- PROBLEM DETAILS
The records that follow are to be repeated exactly, with no pictures carried over.

┌─ INFORMATION SUPPLIED

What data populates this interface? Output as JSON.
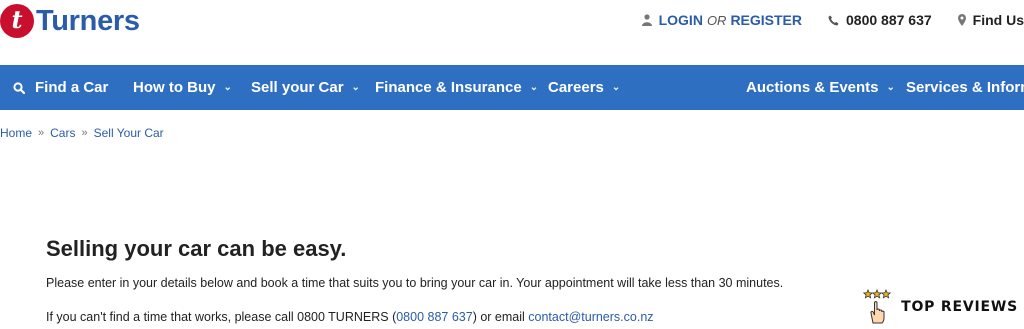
{
  "brand": {
    "name": "Turners",
    "mark": "t",
    "color": "#c8102e",
    "text_color": "#2a5caa"
  },
  "header": {
    "login": "LOGIN",
    "or": "OR",
    "register": "REGISTER",
    "phone": "0800 887 637",
    "find_us": "Find Us",
    "icons": [
      "user-icon",
      "phone-icon",
      "map-pin-icon"
    ]
  },
  "nav": {
    "color": "#2f6fc2",
    "items": [
      {
        "label": "Find a Car",
        "icon": "search-icon"
      },
      {
        "label": "How to Buy"
      },
      {
        "label": "Sell your Car"
      },
      {
        "label": "Finance & Insurance"
      },
      {
        "label": "Careers"
      },
      {
        "label": "Auctions & Events"
      },
      {
        "label": "Services & Informa"
      }
    ]
  },
  "breadcrumb": [
    "Home",
    "Cars",
    "Sell Your Car"
  ],
  "content": {
    "title": "Selling your car can be easy.",
    "intro": "Please enter in your details below and book a time that suits you to bring your car in. Your appointment will take less than 30 minutes.",
    "help_prefix": "If you can't find a time that works, please call 0800 TURNERS (",
    "help_phone": "0800 887 637",
    "help_middle": ") or email ",
    "help_email": "contact@turners.co.nz"
  },
  "reviews_badge": {
    "label": "TOP REVIEWS"
  }
}
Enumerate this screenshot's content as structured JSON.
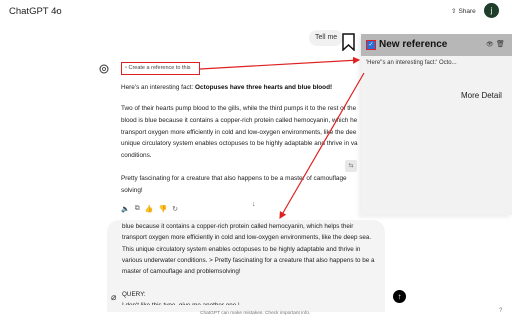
{
  "header": {
    "model_name": "ChatGPT 4o",
    "share_label": "Share",
    "avatar_letter": "j"
  },
  "user_message": "Tell me",
  "assistant": {
    "reference_button": "Create a reference to this",
    "para1_intro": "Here's an interesting fact: ",
    "para1_bold": "Octopuses have three hearts and blue blood!",
    "para2_lines": [
      "Two of their hearts pump blood to the gills, while the third pumps it to the rest of the",
      "blood is blue because it contains a copper-rich protein called hemocyanin, which he",
      "transport oxygen more efficiently in cold and low-oxygen environments, like the dee",
      "unique circulatory system enables octopuses to be highly adaptable and thrive in va",
      "conditions."
    ],
    "para3_lines": [
      "Pretty fascinating for a creature that also happens to be a master of camouflage",
      "solving!"
    ]
  },
  "composer": {
    "text": "blue because it contains a copper-rich protein called hemocyanin, which helps their\ntransport oxygen more efficiently in cold and low-oxygen environments, like the deep sea.\nThis unique circulatory system enables octopuses to be highly adaptable and thrive in\nvarious underwater conditions. > Pretty fascinating for a creature that also happens to be a\nmaster of camouflage and problemsolving!\n\nQUERY:\nI don't like this type, give me another one.|"
  },
  "footer": {
    "note": "ChatGPT can make mistakes. Check important info.",
    "help": "?"
  },
  "reference_panel": {
    "title": "New reference",
    "quote": "'Here''s an interesting fact:' Octo...",
    "more_label": "More Detail"
  },
  "colors": {
    "highlight_red": "#e02020",
    "panel_header": "#b7b7b7",
    "checkbox_blue": "#2a6fd8"
  }
}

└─

- SOLUTION
What data populates this interface? Output as JSON.
{
  "brand": {
    "name": "Turners",
    "mark": "t",
    "color": "#c8102e",
    "text_color": "#2a5caa"
  },
  "header": {
    "login": "LOGIN",
    "or": "OR",
    "register": "REGISTER",
    "phone": "0800 887 637",
    "find_us": "Find Us",
    "icons": [
      "user-icon",
      "phone-icon",
      "map-pin-icon"
    ]
  },
  "nav": {
    "color": "#2f6fc2",
    "items": [
      {
        "label": "Find a Car",
        "icon": "search-icon"
      },
      {
        "label": "How to Buy"
      },
      {
        "label": "Sell your Car"
      },
      {
        "label": "Finance & Insurance"
      },
      {
        "label": "Careers"
      },
      {
        "label": "Auctions & Events"
      },
      {
        "label": "Services & Informa"
      }
    ]
  },
  "breadcrumb": [
    "Home",
    "Cars",
    "Sell Your Car"
  ],
  "content": {
    "title": "Selling your car can be easy.",
    "intro": "Please enter in your details below and book a time that suits you to bring your car in. Your appointment will take less than 30 minutes.",
    "help_prefix": "If you can't find a time that works, please call 0800 TURNERS (",
    "help_phone": "0800 887 637",
    "help_middle": ") or email ",
    "help_email": "contact@turners.co.nz"
  },
  "reviews_badge": {
    "label": "TOP REVIEWS"
  }
}
Enumerate this screenshot's content as structured JSON.
{
  "header": {
    "model_name": "ChatGPT 4o",
    "share_label": "Share",
    "avatar_letter": "j"
  },
  "user_message": "Tell me",
  "assistant": {
    "reference_button": "Create a reference to this",
    "para1_intro": "Here's an interesting fact: ",
    "para1_bold": "Octopuses have three hearts and blue blood!",
    "para2_lines": [
      "Two of their hearts pump blood to the gills, while the third pumps it to the rest of the",
      "blood is blue because it contains a copper-rich protein called hemocyanin, which he",
      "transport oxygen more efficiently in cold and low-oxygen environments, like the dee",
      "unique circulatory system enables octopuses to be highly adaptable and thrive in va",
      "conditions."
    ],
    "para3_lines": [
      "Pretty fascinating for a creature that also happens to be a master of camouflage",
      "solving!"
    ]
  },
  "composer": {
    "text": "blue because it contains a copper-rich protein called hemocyanin, which helps their\ntransport oxygen more efficiently in cold and low-oxygen environments, like the deep sea.\nThis unique circulatory system enables octopuses to be highly adaptable and thrive in\nvarious underwater conditions. > Pretty fascinating for a creature that also happens to be a\nmaster of camouflage and problemsolving!\n\nQUERY:\nI don't like this type, give me another one.|"
  },
  "footer": {
    "note": "ChatGPT can make mistakes. Check important info.",
    "help": "?"
  },
  "reference_panel": {
    "title": "New reference",
    "quote": "'Here''s an interesting fact:' Octo...",
    "more_label": "More Detail"
  },
  "colors": {
    "highlight_red": "#e02020",
    "panel_header": "#b7b7b7",
    "checkbox_blue": "#2a6fd8"
  }
}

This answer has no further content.